After it is done, you have to swap the original function created by the include snippet and the just loaded one:

command = function () {
var args = [].slice.call(arguments);
}
window.awesomelib = command;

This way calls into your library stay the same, the users of your library won’t notice any change in behaviour. Now you are ready to deal with your business logic! ☺

Things to remember

1. Respect the global scope

Although in the snippets above was not indicated, you should always pay attention what variables you are leaking into the global namespace. In our case it is only the nameofyourlib function. To avoid this, I recommend using the revealing module pattern. With the pattern applied, our command library’s skeletons would look something like this:

(function(window){
var command, save;
save = function () {
// domething here
};
command = function () {
var args = [].slice.call(arguments);
//do something here...
//save can be called from here
};
window.awesomelib = command;
}(window));
//save cannot be called from here

2. Size matters

This is pretty simple: you want your library to load as fast as possible. Try to cut down the number of dependencies to the absolute minimum. For example if you don’t need all the functionality underscore provides, then go with lodash, and include only what you need. Also, use tools like minify/uglify and gzip.
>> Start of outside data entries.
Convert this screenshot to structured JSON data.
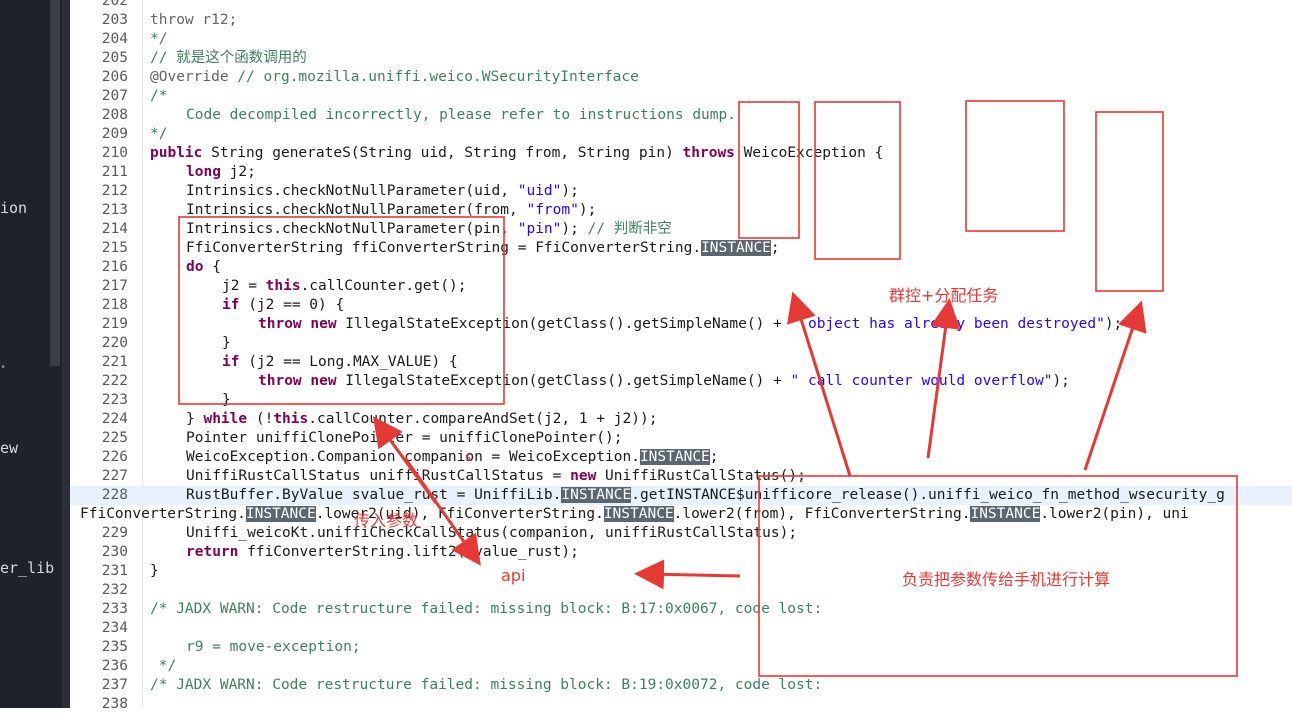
{
  "sidebar": {
    "labels": [
      "ion",
      "ew",
      "er_lib"
    ],
    "marker": "•"
  },
  "code_lines": [
    {
      "num": "202",
      "indent": 0,
      "parts": []
    },
    {
      "num": "203",
      "indent": 1,
      "parts": [
        {
          "t": "kw2",
          "v": "throw r12;"
        }
      ]
    },
    {
      "num": "204",
      "indent": 1,
      "parts": [
        {
          "t": "cm",
          "v": "*/"
        }
      ]
    },
    {
      "num": "205",
      "indent": 1,
      "parts": [
        {
          "t": "cm",
          "v": "// 就是这个函数调用的"
        }
      ]
    },
    {
      "num": "206",
      "indent": 1,
      "parts": [
        {
          "t": "ann",
          "v": "@Override"
        },
        {
          "t": "cm",
          "v": " // org.mozilla.uniffi.weico.WSecurityInterface"
        }
      ]
    },
    {
      "num": "207",
      "indent": 1,
      "parts": [
        {
          "t": "cm",
          "v": "/*"
        }
      ]
    },
    {
      "num": "208",
      "indent": 2,
      "parts": [
        {
          "t": "cm",
          "v": "Code decompiled incorrectly, please refer to instructions dump."
        }
      ]
    },
    {
      "num": "209",
      "indent": 1,
      "parts": [
        {
          "t": "cm",
          "v": "*/"
        }
      ]
    },
    {
      "num": "210",
      "indent": 1,
      "parts": [
        {
          "t": "kw",
          "v": "public"
        },
        {
          "t": "p",
          "v": " String generateS(String uid, String from, String pin) "
        },
        {
          "t": "kw",
          "v": "throws"
        },
        {
          "t": "p",
          "v": " WeicoException {"
        }
      ]
    },
    {
      "num": "211",
      "indent": 2,
      "parts": [
        {
          "t": "kw",
          "v": "long"
        },
        {
          "t": "p",
          "v": " j2;"
        }
      ]
    },
    {
      "num": "212",
      "indent": 2,
      "parts": [
        {
          "t": "p",
          "v": "Intrinsics.checkNotNullParameter(uid, "
        },
        {
          "t": "str",
          "v": "\"uid\""
        },
        {
          "t": "p",
          "v": ");"
        }
      ]
    },
    {
      "num": "213",
      "indent": 2,
      "parts": [
        {
          "t": "p",
          "v": "Intrinsics.checkNotNullParameter(from, "
        },
        {
          "t": "str",
          "v": "\"from\""
        },
        {
          "t": "p",
          "v": ");"
        }
      ]
    },
    {
      "num": "214",
      "indent": 2,
      "parts": [
        {
          "t": "p",
          "v": "Intrinsics.checkNotNullParameter(pin, "
        },
        {
          "t": "str",
          "v": "\"pin\""
        },
        {
          "t": "p",
          "v": "); "
        },
        {
          "t": "cm",
          "v": "// 判断非空"
        }
      ]
    },
    {
      "num": "215",
      "indent": 2,
      "parts": [
        {
          "t": "p",
          "v": "FfiConverterString ffiConverterString = FfiConverterString."
        },
        {
          "t": "inst",
          "v": "INSTANCE"
        },
        {
          "t": "p",
          "v": ";"
        }
      ]
    },
    {
      "num": "216",
      "indent": 2,
      "parts": [
        {
          "t": "kw",
          "v": "do"
        },
        {
          "t": "p",
          "v": " {"
        }
      ]
    },
    {
      "num": "217",
      "indent": 3,
      "parts": [
        {
          "t": "p",
          "v": "j2 = "
        },
        {
          "t": "kw",
          "v": "this"
        },
        {
          "t": "p",
          "v": ".callCounter.get();"
        }
      ]
    },
    {
      "num": "218",
      "indent": 3,
      "parts": [
        {
          "t": "kw",
          "v": "if"
        },
        {
          "t": "p",
          "v": " (j2 == 0) {"
        }
      ]
    },
    {
      "num": "219",
      "indent": 4,
      "parts": [
        {
          "t": "kw",
          "v": "throw new"
        },
        {
          "t": "p",
          "v": " IllegalStateException(getClass().getSimpleName() + "
        },
        {
          "t": "str",
          "v": "\" object has already been destroyed\""
        },
        {
          "t": "p",
          "v": ");"
        }
      ]
    },
    {
      "num": "220",
      "indent": 3,
      "parts": [
        {
          "t": "p",
          "v": "}"
        }
      ]
    },
    {
      "num": "221",
      "indent": 3,
      "parts": [
        {
          "t": "kw",
          "v": "if"
        },
        {
          "t": "p",
          "v": " (j2 == Long.MAX_VALUE) {"
        }
      ]
    },
    {
      "num": "222",
      "indent": 4,
      "parts": [
        {
          "t": "kw",
          "v": "throw new"
        },
        {
          "t": "p",
          "v": " IllegalStateException(getClass().getSimpleName() + "
        },
        {
          "t": "str",
          "v": "\" call counter would overflow\""
        },
        {
          "t": "p",
          "v": ");"
        }
      ]
    },
    {
      "num": "223",
      "indent": 3,
      "parts": [
        {
          "t": "p",
          "v": "}"
        }
      ]
    },
    {
      "num": "224",
      "indent": 2,
      "parts": [
        {
          "t": "p",
          "v": "} "
        },
        {
          "t": "kw",
          "v": "while"
        },
        {
          "t": "p",
          "v": " (!"
        },
        {
          "t": "kw",
          "v": "this"
        },
        {
          "t": "p",
          "v": ".callCounter.compareAndSet(j2, 1 + j2));"
        }
      ]
    },
    {
      "num": "225",
      "indent": 2,
      "parts": [
        {
          "t": "p",
          "v": "Pointer uniffiClonePointer = uniffiClonePointer();"
        }
      ]
    },
    {
      "num": "226",
      "indent": 2,
      "parts": [
        {
          "t": "p",
          "v": "WeicoException.Companion companion = WeicoException."
        },
        {
          "t": "inst",
          "v": "INSTANCE"
        },
        {
          "t": "p",
          "v": ";"
        }
      ]
    },
    {
      "num": "227",
      "indent": 2,
      "parts": [
        {
          "t": "p",
          "v": "UniffiRustCallStatus uniffiRustCallStatus = "
        },
        {
          "t": "kw",
          "v": "new"
        },
        {
          "t": "p",
          "v": " UniffiRustCallStatus();"
        }
      ]
    },
    {
      "num": "228",
      "indent": 2,
      "hl": true,
      "parts": [
        {
          "t": "p",
          "v": "RustBuffer.ByValue svalue_rust = UniffiLib."
        },
        {
          "t": "inst",
          "v": "INSTANCE"
        },
        {
          "t": "p",
          "v": ".getINSTANCE$unifficore_release().uniffi_weico_fn_method_wsecurity_g"
        }
      ]
    },
    {
      "num": "",
      "indent": -1,
      "parts": [
        {
          "t": "p",
          "v": "FfiConverterString."
        },
        {
          "t": "inst",
          "v": "INSTANCE"
        },
        {
          "t": "p",
          "v": ".lower2(uid), FfiConverterString."
        },
        {
          "t": "inst",
          "v": "INSTANCE"
        },
        {
          "t": "p",
          "v": ".lower2(from), FfiConverterString."
        },
        {
          "t": "inst",
          "v": "INSTANCE"
        },
        {
          "t": "p",
          "v": ".lower2(pin), uni"
        }
      ]
    },
    {
      "num": "229",
      "indent": 2,
      "parts": [
        {
          "t": "p",
          "v": "Uniffi_weicoKt.uniffiCheckCallStatus(companion, uniffiRustCallStatus);"
        }
      ]
    },
    {
      "num": "230",
      "indent": 2,
      "parts": [
        {
          "t": "kw",
          "v": "return"
        },
        {
          "t": "p",
          "v": " ffiConverterString.lift2(svalue_rust);"
        }
      ]
    },
    {
      "num": "231",
      "indent": 1,
      "parts": [
        {
          "t": "p",
          "v": "}"
        }
      ]
    },
    {
      "num": "232",
      "indent": 0,
      "parts": []
    },
    {
      "num": "233",
      "indent": 1,
      "parts": [
        {
          "t": "cm",
          "v": "/* JADX WARN: Code restructure failed: missing block: B:17:0x0067, code lost:"
        }
      ]
    },
    {
      "num": "234",
      "indent": 0,
      "parts": []
    },
    {
      "num": "235",
      "indent": 2,
      "parts": [
        {
          "t": "cm",
          "v": "r9 = move-exception;"
        }
      ]
    },
    {
      "num": "236",
      "indent": 1,
      "parts": [
        {
          "t": "cm",
          "v": " */"
        }
      ]
    },
    {
      "num": "237",
      "indent": 1,
      "parts": [
        {
          "t": "cm",
          "v": "/* JADX WARN: Code restructure failed: missing block: B:19:0x0072, code lost:"
        }
      ]
    },
    {
      "num": "238",
      "indent": 0,
      "parts": []
    }
  ],
  "annotations": {
    "group_control": "群控+分配任务",
    "param_in": "传入参数",
    "api": "api",
    "phone_compute": "负责把参数传给手机进行计算",
    "small_s": "s"
  },
  "colors": {
    "annotation": "#e53935",
    "keyword": "#7f0055",
    "comment": "#3f7f5f",
    "string": "#2a00ff"
  }
}
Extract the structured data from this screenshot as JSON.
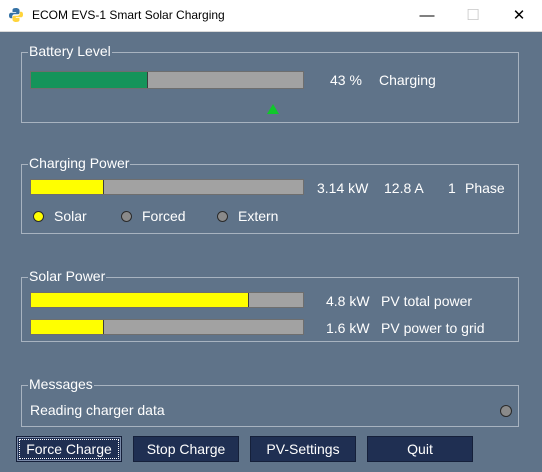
{
  "window": {
    "title": "ECOM EVS-1 Smart Solar Charging",
    "min_glyph": "—",
    "max_glyph": "☐",
    "close_glyph": "✕"
  },
  "battery": {
    "label": "Battery Level",
    "percent_text": "43 %",
    "status": "Charging",
    "fill": 0.43,
    "fill_color": "#15945a"
  },
  "charging_power": {
    "label": "Charging Power",
    "fill": 0.27,
    "fill_color": "#ffff00",
    "power": "3.14 kW",
    "current": "12.8 A",
    "phase_count": "1",
    "phase_label": "Phase",
    "modes": [
      {
        "label": "Solar",
        "active": true,
        "color": "#ffff00"
      },
      {
        "label": "Forced",
        "active": false,
        "color": "#8a8a8a"
      },
      {
        "label": "Extern",
        "active": false,
        "color": "#8a8a8a"
      }
    ]
  },
  "solar_power": {
    "label": "Solar Power",
    "rows": [
      {
        "value": "4.8 kW",
        "label": "PV total power",
        "fill": 0.8,
        "fill_color": "#ffff00"
      },
      {
        "value": "1.6 kW",
        "label": "PV power to grid",
        "fill": 0.27,
        "fill_color": "#ffff00"
      }
    ]
  },
  "messages": {
    "label": "Messages",
    "text": "Reading charger data",
    "indicator_color": "#8a8a8a"
  },
  "buttons": {
    "force_charge": "Force Charge",
    "stop_charge": "Stop Charge",
    "pv_settings": "PV-Settings",
    "quit": "Quit"
  }
}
3. Modularity is king

It is common sense. Your growing codebase will be harder and harder to maintain it, period. But if you have modules created for one purpose and one purpose only, and they are covered with tests your life will be happier.


Further reading:

More on design patterns in Javascript from Addy Osmani: http://addyosmani.com/resources/essentialjsdesignpatterns/book/

More on writing third-party javascript: http://manning.com/vinegar/